“I don’t know Billy, but I’ve never seen anything like it.”
About that time the little creature opened its mouth and a tiny stream of fire shot out, similar to those lighters used to light the grill.
“Holy shit, Brandon did you see that?”
“Yeah, I saw it. It’s a freaking dragon or something.”
“Those don’t exist, right? I mean, how is it possible?” said Billy.
Brandon reached down and held out his hand. “Come here little guy, we won’t hurt you.”
The little creature was hesitant at first but slowly flapped its wings and settled on Brandon’s fingertip.
“Holy shit,” Billy yelled again, scaring Brandon a little.
“Shh, be quiet you’ll scare him,” Brandon said in a whisper.
“Heck, how do you even know if it’s a girl or a boy?”
“Who cares? It’s an honest-to-God dragon, I think.”
“What’ll we do with it? What’s it eat, how will we keep it?”
“I don’t know, but he seems to like me. I’ll take him home and keep him,” Brandon said.
“Why do you get to take him home? It was my idea to open up the well and look inside.”
Brandon felt himself start to get angry. “What’s Billy going to do anyway? Take the dragon home and raise it around his drunk dad?”
And with that very thought swimming around in his head, the sun beating down on his face, and his anger growing with every second, Brandon bent down and let the dragon climb down to his backpack.
He stepped forward where Billy was standing by the well and yelled in his face, “You’re not taking him!”

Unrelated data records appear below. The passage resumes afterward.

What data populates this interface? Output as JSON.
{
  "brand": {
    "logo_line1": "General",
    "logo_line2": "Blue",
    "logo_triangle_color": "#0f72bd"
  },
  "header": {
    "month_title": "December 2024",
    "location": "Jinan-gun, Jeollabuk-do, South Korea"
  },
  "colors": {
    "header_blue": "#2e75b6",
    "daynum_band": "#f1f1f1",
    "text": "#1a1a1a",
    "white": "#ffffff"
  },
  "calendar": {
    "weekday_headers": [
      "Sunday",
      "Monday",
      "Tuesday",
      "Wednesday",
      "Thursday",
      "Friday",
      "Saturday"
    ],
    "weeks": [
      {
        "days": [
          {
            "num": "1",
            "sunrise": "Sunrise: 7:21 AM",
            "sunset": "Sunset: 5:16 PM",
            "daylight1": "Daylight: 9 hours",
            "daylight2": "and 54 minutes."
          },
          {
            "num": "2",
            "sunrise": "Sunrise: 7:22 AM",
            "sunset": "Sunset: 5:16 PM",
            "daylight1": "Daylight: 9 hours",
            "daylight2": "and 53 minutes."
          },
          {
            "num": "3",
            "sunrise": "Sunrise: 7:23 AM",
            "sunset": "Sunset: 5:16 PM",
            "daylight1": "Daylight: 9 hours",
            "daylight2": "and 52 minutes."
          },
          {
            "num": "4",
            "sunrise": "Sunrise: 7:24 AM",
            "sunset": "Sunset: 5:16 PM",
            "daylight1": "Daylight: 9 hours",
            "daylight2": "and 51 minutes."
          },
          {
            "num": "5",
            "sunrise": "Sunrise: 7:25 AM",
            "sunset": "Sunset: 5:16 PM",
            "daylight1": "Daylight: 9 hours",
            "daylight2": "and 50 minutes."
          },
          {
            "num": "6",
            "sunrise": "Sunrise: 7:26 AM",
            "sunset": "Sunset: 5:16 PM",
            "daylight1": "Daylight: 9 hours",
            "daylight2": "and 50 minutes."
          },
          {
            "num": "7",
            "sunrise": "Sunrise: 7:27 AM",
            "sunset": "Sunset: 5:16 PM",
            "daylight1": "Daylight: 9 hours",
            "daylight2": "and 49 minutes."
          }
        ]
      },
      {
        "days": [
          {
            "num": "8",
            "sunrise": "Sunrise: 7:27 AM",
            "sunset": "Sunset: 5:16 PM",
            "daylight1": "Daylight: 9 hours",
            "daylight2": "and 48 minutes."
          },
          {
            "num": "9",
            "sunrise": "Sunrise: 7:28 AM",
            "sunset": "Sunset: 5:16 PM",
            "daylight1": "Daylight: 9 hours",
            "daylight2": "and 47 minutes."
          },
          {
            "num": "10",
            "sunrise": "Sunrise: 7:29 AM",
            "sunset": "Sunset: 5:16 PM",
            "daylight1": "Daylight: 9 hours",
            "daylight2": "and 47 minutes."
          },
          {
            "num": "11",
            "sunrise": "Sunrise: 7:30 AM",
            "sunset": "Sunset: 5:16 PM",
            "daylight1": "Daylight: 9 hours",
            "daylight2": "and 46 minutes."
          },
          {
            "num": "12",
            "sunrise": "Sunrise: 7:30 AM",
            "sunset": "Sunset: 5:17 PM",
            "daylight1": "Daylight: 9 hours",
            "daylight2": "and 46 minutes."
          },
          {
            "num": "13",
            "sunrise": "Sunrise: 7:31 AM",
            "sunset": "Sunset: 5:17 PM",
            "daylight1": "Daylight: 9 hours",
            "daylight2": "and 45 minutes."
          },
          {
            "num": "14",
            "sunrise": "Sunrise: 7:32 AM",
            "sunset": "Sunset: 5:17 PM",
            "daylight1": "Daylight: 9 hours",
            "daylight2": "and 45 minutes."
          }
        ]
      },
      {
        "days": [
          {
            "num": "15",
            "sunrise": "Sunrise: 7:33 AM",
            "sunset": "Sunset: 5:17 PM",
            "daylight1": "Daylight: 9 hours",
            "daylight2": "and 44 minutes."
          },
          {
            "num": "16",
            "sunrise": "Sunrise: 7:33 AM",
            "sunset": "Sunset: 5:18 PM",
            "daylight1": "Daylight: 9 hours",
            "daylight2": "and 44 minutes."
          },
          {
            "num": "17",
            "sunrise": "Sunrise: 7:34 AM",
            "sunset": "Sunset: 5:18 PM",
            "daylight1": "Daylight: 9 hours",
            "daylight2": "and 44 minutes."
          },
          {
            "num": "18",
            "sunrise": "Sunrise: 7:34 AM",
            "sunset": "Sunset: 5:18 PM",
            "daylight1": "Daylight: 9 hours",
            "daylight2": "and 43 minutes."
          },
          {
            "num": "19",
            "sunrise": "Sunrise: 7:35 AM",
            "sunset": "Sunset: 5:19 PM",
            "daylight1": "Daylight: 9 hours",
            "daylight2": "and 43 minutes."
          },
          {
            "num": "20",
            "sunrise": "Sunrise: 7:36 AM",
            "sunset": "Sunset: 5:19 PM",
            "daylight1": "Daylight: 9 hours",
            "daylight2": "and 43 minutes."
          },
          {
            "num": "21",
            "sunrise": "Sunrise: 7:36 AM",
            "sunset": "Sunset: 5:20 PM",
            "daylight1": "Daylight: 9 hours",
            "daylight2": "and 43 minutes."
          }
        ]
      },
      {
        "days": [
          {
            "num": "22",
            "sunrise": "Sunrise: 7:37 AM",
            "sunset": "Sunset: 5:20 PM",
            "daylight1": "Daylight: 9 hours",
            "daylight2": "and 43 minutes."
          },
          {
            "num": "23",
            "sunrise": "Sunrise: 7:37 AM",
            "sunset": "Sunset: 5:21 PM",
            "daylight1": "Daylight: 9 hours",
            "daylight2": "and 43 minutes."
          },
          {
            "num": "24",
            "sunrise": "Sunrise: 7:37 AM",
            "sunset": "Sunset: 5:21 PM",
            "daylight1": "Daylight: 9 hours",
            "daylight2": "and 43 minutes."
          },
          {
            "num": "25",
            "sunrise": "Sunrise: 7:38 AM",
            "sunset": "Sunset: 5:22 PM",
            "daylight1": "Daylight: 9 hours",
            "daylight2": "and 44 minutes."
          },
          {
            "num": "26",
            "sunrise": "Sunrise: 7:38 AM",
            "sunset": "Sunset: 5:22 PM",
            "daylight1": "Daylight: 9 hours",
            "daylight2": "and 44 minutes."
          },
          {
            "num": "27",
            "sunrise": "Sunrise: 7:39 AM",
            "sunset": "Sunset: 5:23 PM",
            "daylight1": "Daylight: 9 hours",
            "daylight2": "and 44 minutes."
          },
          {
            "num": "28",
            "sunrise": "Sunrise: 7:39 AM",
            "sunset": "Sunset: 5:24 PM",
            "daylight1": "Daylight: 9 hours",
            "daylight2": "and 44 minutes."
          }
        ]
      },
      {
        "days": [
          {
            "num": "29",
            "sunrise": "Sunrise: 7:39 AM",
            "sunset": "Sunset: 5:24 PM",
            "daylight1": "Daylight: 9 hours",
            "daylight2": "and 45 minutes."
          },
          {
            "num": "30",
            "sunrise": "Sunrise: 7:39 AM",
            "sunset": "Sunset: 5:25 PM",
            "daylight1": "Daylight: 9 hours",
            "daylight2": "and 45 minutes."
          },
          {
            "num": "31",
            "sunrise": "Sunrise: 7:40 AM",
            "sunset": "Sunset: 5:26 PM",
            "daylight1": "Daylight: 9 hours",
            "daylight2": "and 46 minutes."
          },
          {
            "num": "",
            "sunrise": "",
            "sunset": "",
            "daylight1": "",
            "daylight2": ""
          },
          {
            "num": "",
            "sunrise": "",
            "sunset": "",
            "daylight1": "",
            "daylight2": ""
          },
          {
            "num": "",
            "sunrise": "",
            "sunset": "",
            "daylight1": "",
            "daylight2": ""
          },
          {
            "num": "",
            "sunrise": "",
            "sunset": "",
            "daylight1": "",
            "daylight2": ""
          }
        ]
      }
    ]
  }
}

“Oh, and why not? My house isn’t good enough? Why are we arguing about it anyway? Maybe we can take turns or something.”
All Brandon could do was think of how Billy would ruin what they had found, how he’d tell everyone, and maybe even become famous. All the while, Brandon would become nothing—just someone who was there and let the opportunity slip through his fingers.
While they argued, the little dragon sat there on Brandon’s backpack—cocking its head to the side every so often when the boys raised their voices.
Brandon had never been an angry child and had never even been in a fight, but suddenly he pushed Billy as hard as he could.
Watching him fall into the well meant nothing to Brandon; he simply watched his friend disappear, his screams following him down until they could hardly be heard.
Brandon reached down and tossed Billy’s things in after him—the Wal-Mart bag, which floated down slowly as the breeze almost lifted it back out. The beer was next, and then Brandon sat down on the grass beside the well, eating the candy bars until he could no longer hear Billy calling his name.
He had no idea how long he sat there, but the wind had started to pick up and the light was fading. He spent the hours talking to the dragon, telling it how he had to do what was necessary.
He knew he’d be in trouble for being out so late, but he didn’t care. The dragon hopped up on his shoulder and Brandon headed for home.
His mom yelled at him when he finally got home, and he was grounded, but he didn’t care. He’d carried the little dragon in his backpack, sneaking it into his room where he put it in an old fish tank he found in the garage.
Brandon played with his dragon all weekend—watching it breathe tiny gusts of fire out of its mouth. He didn’t know what the dragon would eat but after looking on the Internet, it seemed that most sites implied that dragons were either carnivores or omnivores. The little dragon seemed content with the bits of raw hamburger Brandon took from the meat his mom had thawing for dinner, and he had put a saucer of water in the tank for when he didn’t have the dragon out. While the dragon seemed to be able to fly, it never left the tank while Brandon was sleeping, as far as he could tell.
On Monday, Brandon was supposed to go to his grandmother’s house and while he didn’t want to, he couldn’t very well tell his mom why not. Besides, she was already asking about Billy, and he had no plans to discuss that. He simply told her that he hadn’t heard from him lately. Billy’s parents hadn’t even reported him missing as far as he knew so everything was fine.
After spending all day with his grandmother, he was finally picked up and could go home to see his prized possession, the dragon he named Fraener. As he ran to his room the first thing he noticed was that the tank was gone.
“Mom! Where’s my dragon? What’d you do?” Brandon screamed.
“Oh, that thing? I threw it out. I’ve told you about bringing home lizards and frogs; I won’t have them in my house.”